Write out every entry again exactly as it stands.

» Materials provided:

----------

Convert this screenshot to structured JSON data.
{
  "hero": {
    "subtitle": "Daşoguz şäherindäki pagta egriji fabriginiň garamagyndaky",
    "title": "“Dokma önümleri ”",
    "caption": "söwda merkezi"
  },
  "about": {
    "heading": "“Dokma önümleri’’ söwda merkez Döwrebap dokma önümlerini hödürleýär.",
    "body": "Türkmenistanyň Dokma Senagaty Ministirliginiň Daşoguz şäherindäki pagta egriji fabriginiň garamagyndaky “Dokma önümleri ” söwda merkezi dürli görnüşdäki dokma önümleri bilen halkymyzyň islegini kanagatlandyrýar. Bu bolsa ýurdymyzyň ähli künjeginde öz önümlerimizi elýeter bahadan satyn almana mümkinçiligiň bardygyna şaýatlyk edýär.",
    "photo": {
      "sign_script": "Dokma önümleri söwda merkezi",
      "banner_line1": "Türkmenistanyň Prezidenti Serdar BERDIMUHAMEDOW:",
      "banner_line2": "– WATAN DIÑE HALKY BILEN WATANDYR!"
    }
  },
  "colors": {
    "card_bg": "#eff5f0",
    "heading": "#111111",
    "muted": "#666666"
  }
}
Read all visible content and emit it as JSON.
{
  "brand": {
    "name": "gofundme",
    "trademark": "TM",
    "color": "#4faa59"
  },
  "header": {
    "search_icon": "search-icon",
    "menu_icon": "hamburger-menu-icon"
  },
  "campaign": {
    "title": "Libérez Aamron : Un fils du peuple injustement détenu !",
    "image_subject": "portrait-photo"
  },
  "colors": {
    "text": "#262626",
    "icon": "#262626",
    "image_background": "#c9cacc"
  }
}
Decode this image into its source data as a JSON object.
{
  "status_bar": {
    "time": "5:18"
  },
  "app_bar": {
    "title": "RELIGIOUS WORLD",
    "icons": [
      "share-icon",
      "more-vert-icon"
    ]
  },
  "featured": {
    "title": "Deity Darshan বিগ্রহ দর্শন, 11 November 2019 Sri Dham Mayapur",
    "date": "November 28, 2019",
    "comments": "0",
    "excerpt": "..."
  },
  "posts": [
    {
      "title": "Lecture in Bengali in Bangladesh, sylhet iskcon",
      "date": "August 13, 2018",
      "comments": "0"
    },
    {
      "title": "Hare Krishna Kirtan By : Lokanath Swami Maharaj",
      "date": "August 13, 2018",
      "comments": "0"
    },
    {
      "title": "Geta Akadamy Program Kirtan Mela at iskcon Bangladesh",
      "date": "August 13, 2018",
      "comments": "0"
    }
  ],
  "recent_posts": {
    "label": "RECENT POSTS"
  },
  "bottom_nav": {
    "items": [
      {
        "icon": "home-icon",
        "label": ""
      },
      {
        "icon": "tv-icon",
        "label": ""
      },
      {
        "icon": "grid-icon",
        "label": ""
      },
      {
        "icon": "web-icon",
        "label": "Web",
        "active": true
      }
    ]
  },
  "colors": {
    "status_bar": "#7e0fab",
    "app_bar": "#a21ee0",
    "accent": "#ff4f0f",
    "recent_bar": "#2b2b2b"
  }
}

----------

» Expected answer:
Convert this screenshot to structured JSON data.
{
  "hero": {
    "subtitle": "Daşoguz şäherindäki pagta egriji fabriginiň garamagyndaky",
    "title": "“Dokma önümleri ”",
    "caption": "söwda merkezi"
  },
  "about": {
    "heading": "“Dokma önümleri’’ söwda merkez Döwrebap dokma önümlerini hödürleýär.",
    "body": "Türkmenistanyň Dokma Senagaty Ministirliginiň Daşoguz şäherindäki pagta egriji fabriginiň garamagyndaky “Dokma önümleri ” söwda merkezi dürli görnüşdäki dokma önümleri bilen halkymyzyň islegini kanagatlandyrýar. Bu bolsa ýurdymyzyň ähli künjeginde öz önümlerimizi elýeter bahadan satyn almana mümkinçiligiň bardygyna şaýatlyk edýär.",
    "photo": {
      "sign_script": "Dokma önümleri söwda merkezi",
      "banner_line1": "Türkmenistanyň Prezidenti Serdar BERDIMUHAMEDOW:",
      "banner_line2": "– WATAN DIÑE HALKY BILEN WATANDYR!"
    }
  },
  "colors": {
    "card_bg": "#eff5f0",
    "heading": "#111111",
    "muted": "#666666"
  }
}
Read all visible content and emit it as JSON.
{
  "brand": {
    "name": "gofundme",
    "trademark": "TM",
    "color": "#4faa59"
  },
  "header": {
    "search_icon": "search-icon",
    "menu_icon": "hamburger-menu-icon"
  },
  "campaign": {
    "title": "Libérez Aamron : Un fils du peuple injustement détenu !",
    "image_subject": "portrait-photo"
  },
  "colors": {
    "text": "#262626",
    "icon": "#262626",
    "image_background": "#c9cacc"
  }
}
Decode this image into its source data as a JSON object.
{
  "status_bar": {
    "time": "5:18"
  },
  "app_bar": {
    "title": "RELIGIOUS WORLD",
    "icons": [
      "share-icon",
      "more-vert-icon"
    ]
  },
  "featured": {
    "title": "Deity Darshan বিগ্রহ দর্শন, 11 November 2019 Sri Dham Mayapur",
    "date": "November 28, 2019",
    "comments": "0",
    "excerpt": "..."
  },
  "posts": [
    {
      "title": "Lecture in Bengali in Bangladesh, sylhet iskcon",
      "date": "August 13, 2018",
      "comments": "0"
    },
    {
      "title": "Hare Krishna Kirtan By : Lokanath Swami Maharaj",
      "date": "August 13, 2018",
      "comments": "0"
    },
    {
      "title": "Geta Akadamy Program Kirtan Mela at iskcon Bangladesh",
      "date": "August 13, 2018",
      "comments": "0"
    }
  ],
  "recent_posts": {
    "label": "RECENT POSTS"
  },
  "bottom_nav": {
    "items": [
      {
        "icon": "home-icon",
        "label": ""
      },
      {
        "icon": "tv-icon",
        "label": ""
      },
      {
        "icon": "grid-icon",
        "label": ""
      },
      {
        "icon": "web-icon",
        "label": "Web",
        "active": true
      }
    ]
  },
  "colors": {
    "status_bar": "#7e0fab",
    "app_bar": "#a21ee0",
    "accent": "#ff4f0f",
    "recent_bar": "#2b2b2b"
  }
}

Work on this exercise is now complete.